The Slovak government has launched a series of controversial legislative initiatives against large – mostly foreign – food retail groups.
After a bold statement by several members of the ruling coalition that large food retailers allegedly have a dominant position in the domestic Slovak market and that there is a need for a fair redistribution of the profits they make, the Slovak government decided to tackle the allegedly huge disparity in the food supply chain. As a result, a new Act on a special levy for retail chains (‘Special Levy Act’ or ‘new Act’) was adopted in December 2018, imposing a special levy on large food retailers. Large food retailers will have to pay 2.5 per cent of their quarterly net turnover after each respective quarter of their accounting period.
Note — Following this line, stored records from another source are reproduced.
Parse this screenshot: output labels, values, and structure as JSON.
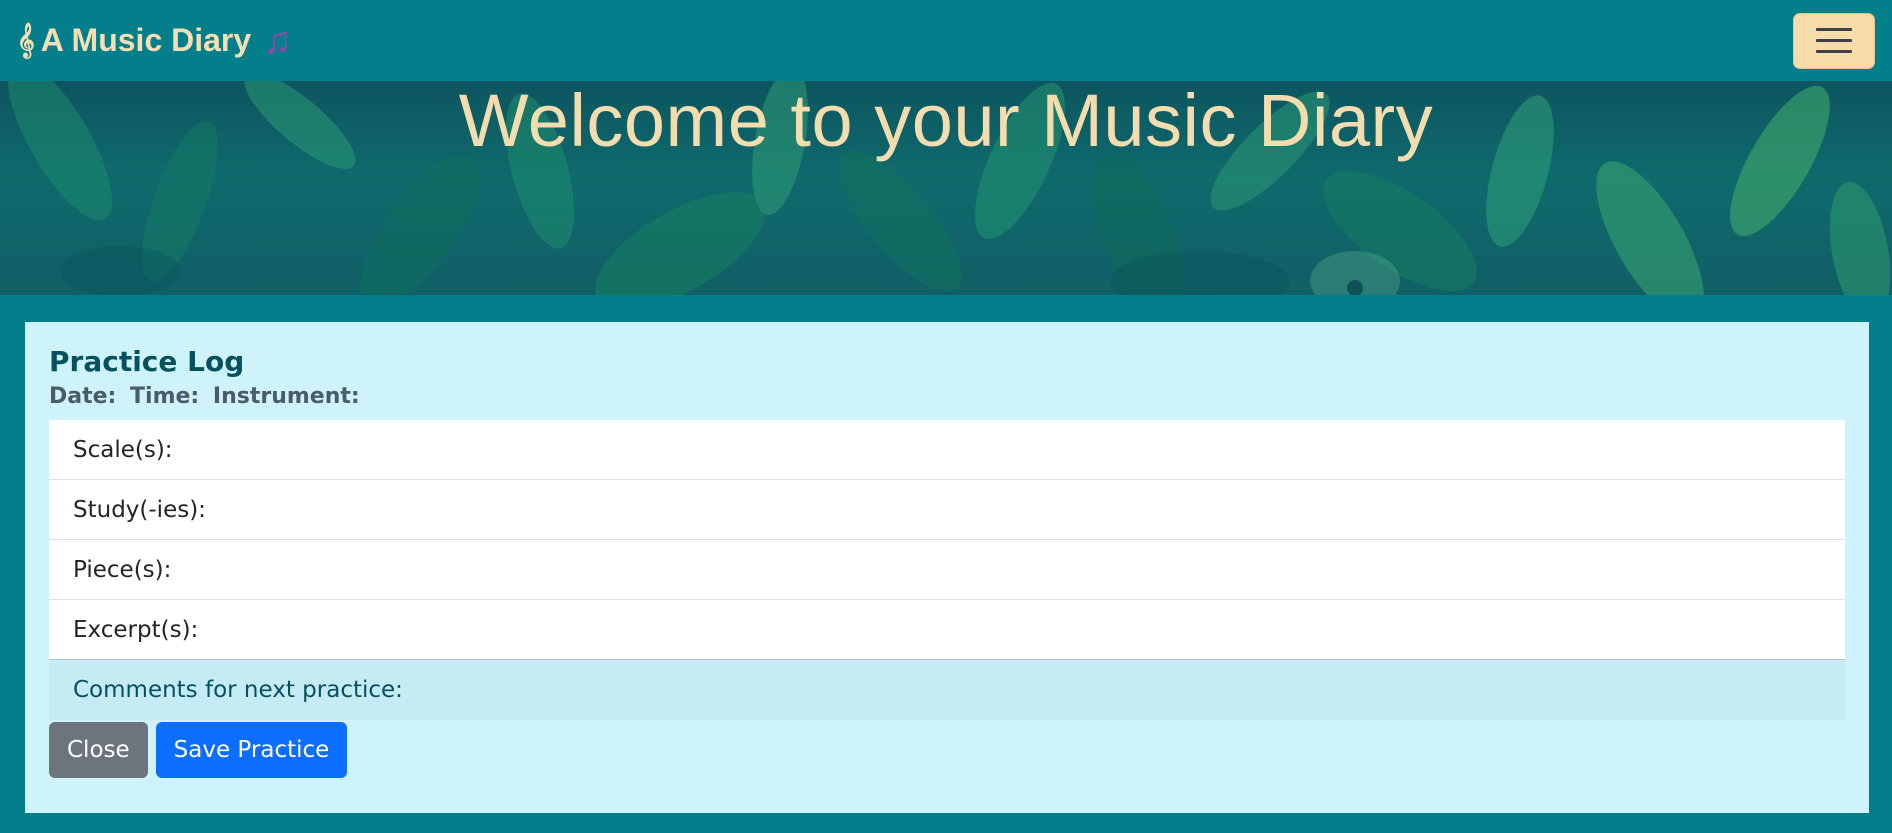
{
  "navbar": {
    "brand_text": "A Music Diary",
    "clef_glyph": "𝄞",
    "note_glyph": "♫",
    "toggler_icon": "hamburger-menu-icon"
  },
  "hero": {
    "title": "Welcome to your Music Diary"
  },
  "modal": {
    "title": "Practice Log",
    "meta": {
      "date_label": "Date:",
      "time_label": "Time:",
      "instrument_label": "Instrument:"
    },
    "items": [
      {
        "label": "Scale(s):"
      },
      {
        "label": "Study(-ies):"
      },
      {
        "label": "Piece(s):"
      },
      {
        "label": "Excerpt(s):"
      }
    ],
    "comments_label": "Comments for next practice:",
    "close_label": "Close",
    "save_label": "Save Practice"
  },
  "colors": {
    "navbar_bg": "#037f8c",
    "brand_text": "#f5deb3",
    "toggler_bg": "#f6dca8",
    "modal_bg": "#cff3fa",
    "title_color": "#055160",
    "close_button": "#6c757d",
    "save_button": "#0d6efd"
  }
}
Not surprisingly this drew an immediate reaction from members of the opposition, and at the beginning of January 2019 they applied for a judicial review of the Special Levy Act at the Constitutional Court of Slovakia. Since this Act contains vague definitions, is possibly discriminatory and basically imposes a turnover tax which causes tax pyramiding, there are serious doubts about its conformity with the Slovak constitution, the Treaty on the Functioning of the EU as well as the VAT Directive. Furthermore, it was argued that the new Act has the potential to distort competition in the relevant market. In the event that the Constitutional Court refuses to block the new Act, large food retailers will be forced to pay the special levy. Failure to do so on time will result in fines of up to 0.2 per cent of the sum of the last known operating and financial income in the previous accounting period.
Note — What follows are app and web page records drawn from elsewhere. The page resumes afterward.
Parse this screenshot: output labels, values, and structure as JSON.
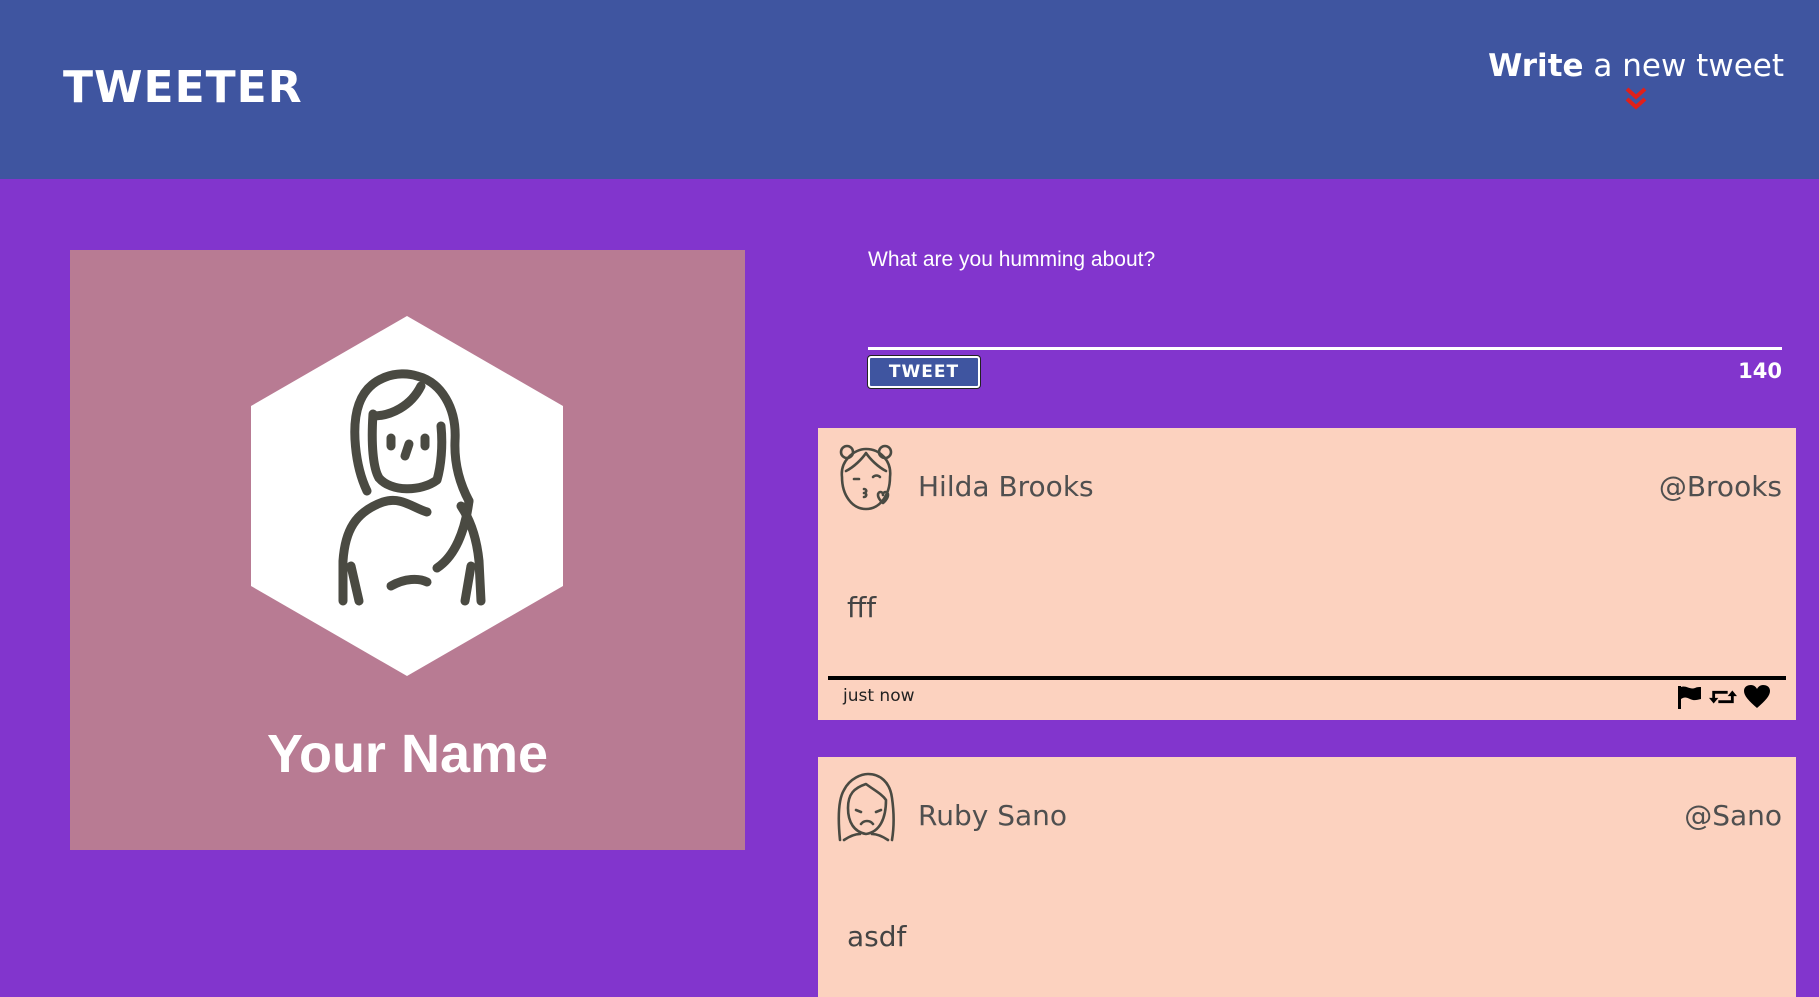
{
  "header": {
    "brand": "TWEETER",
    "compose_bold": "Write",
    "compose_rest": " a new tweet",
    "chevron_icon": "double-chevron-down-icon",
    "chevron_color": "#e0201a"
  },
  "profile": {
    "name": "Your Name",
    "avatar_icon": "user-avatar-icon"
  },
  "compose": {
    "placeholder": "What are you humming about?",
    "value": "",
    "button_label": "TWEET",
    "counter": "140"
  },
  "tweets": [
    {
      "name": "Hilda Brooks",
      "handle": "@Brooks",
      "content": "fff",
      "time": "just now",
      "avatar_icon": "girl-kiss-avatar-icon",
      "actions": [
        "flag-icon",
        "retweet-icon",
        "heart-icon"
      ]
    },
    {
      "name": "Ruby Sano",
      "handle": "@Sano",
      "content": "asdf",
      "avatar_icon": "girl-sad-avatar-icon"
    }
  ],
  "colors": {
    "nav": "#3f55a0",
    "page": "#8235cd",
    "profile_card": "#b87b93",
    "tweet_card": "#fcd2bf"
  }
}
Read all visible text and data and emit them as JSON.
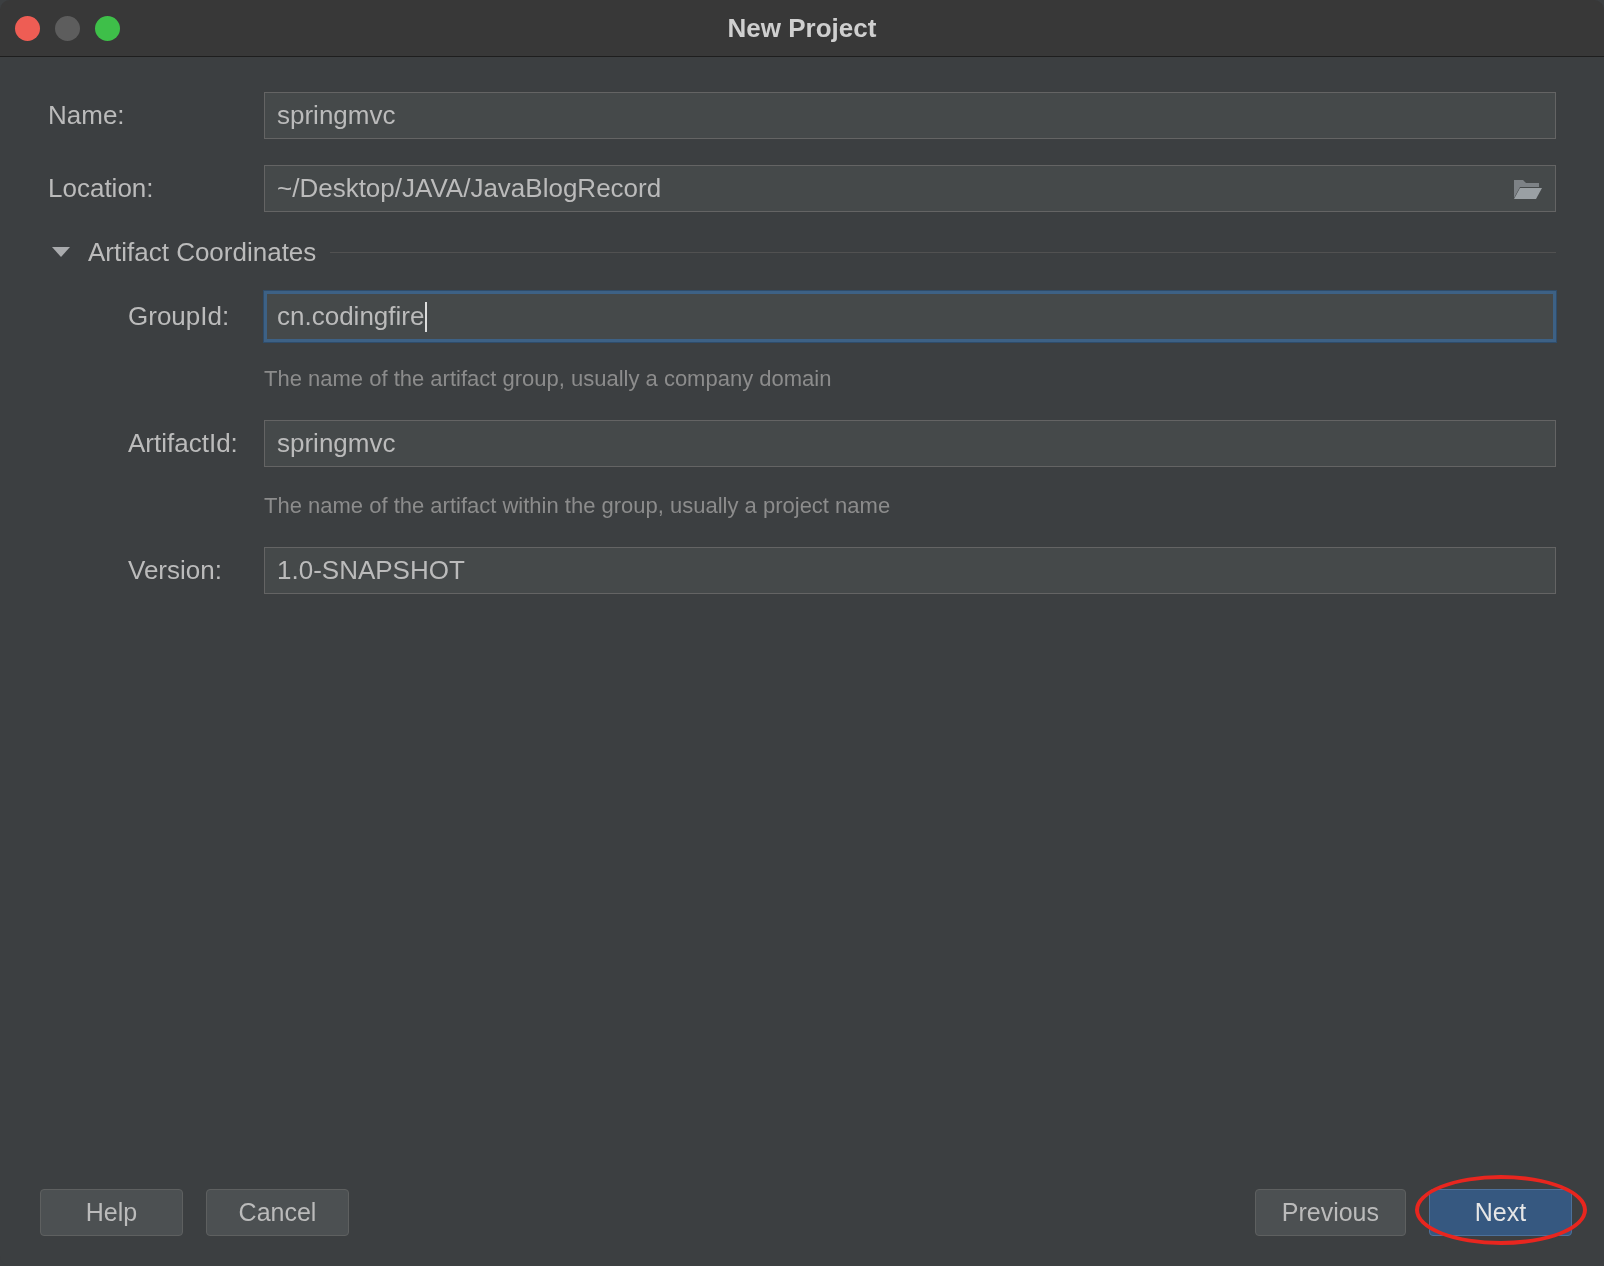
{
  "window": {
    "title": "New Project"
  },
  "fields": [
    {
      "label": "Name:",
      "value": "springmvc"
    },
    {
      "label": "Location:",
      "value": "~/Desktop/JAVA/JavaBlogRecord",
      "kind": "browse"
    }
  ],
  "artifact_coordinates": {
    "title": "Artifact Coordinates",
    "expanded": true,
    "fields": [
      {
        "label": "GroupId:",
        "value": "cn.codingfire",
        "focused": true,
        "hint": "The name of the artifact group, usually a company domain"
      },
      {
        "label": "ArtifactId:",
        "value": "springmvc",
        "focused": false,
        "hint": "The name of the artifact within the group, usually a project name"
      },
      {
        "label": "Version:",
        "value": "1.0-SNAPSHOT",
        "focused": false
      }
    ]
  },
  "left_buttons": [
    {
      "label": "Help",
      "primary": false,
      "circled": false
    },
    {
      "label": "Cancel",
      "primary": false,
      "circled": false
    }
  ],
  "right_buttons": [
    {
      "label": "Previous",
      "primary": false,
      "circled": false
    },
    {
      "label": "Next",
      "primary": true,
      "circled": true
    }
  ]
}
In addition to the Special Levy Act, a new wording of the Act on unfair trading practices in the food supply chain is currently being negotiated in parliament. It is highly likely that this proposed regulation will be adopted and will thus replace the current law (Act no. 362/2012 Coll.). The main objective is to help food suppliers and limit the potential dominance of their clients (in particular food retailers) which enables them to abuse their allegedly superior financial and bargaining power. It is already the fifth attempt at exerting influence over the market behaviour of large food retailers. Breaches will be sanctioned by relatively high penalties, in some cases even exceeding EUR 500,000.
Finally, an amendment to the Act on prices is also in the pipeline. The goal of the proposed amendment is to determine a reasonable profit and a reasonable margin for large food retailers. It prohibits the sale of goods at a price that does not cover the supplier’s production costs and sets a variable cap on the margin. Whether such a regulation complies with the Slovak constitution is very doubtful. If this amendment is adopted, those affected will be required to comply therewith. The proposed penalties start at EUR 50,000 and can reach up to five times the difference between the agreed price and the price which should have been agreed, or – if this cannot be ascertained – up to EUR 100,000.
It remains uncertain whether the controversial provisions will remain in force or are challengeable. In any case, all companies potentially affected by the respective regulations would be well advised in the meantime to review their market behaviour, their compliance with the legal environment currently in place, and to be aware of the possible consequences of the recently proposed regulations.
Any questions? Please contact: JUDr. Pavol Rak or JUDr. Martin Štelcl
Practice Group: Antitrust & Competition, Commerce & Trade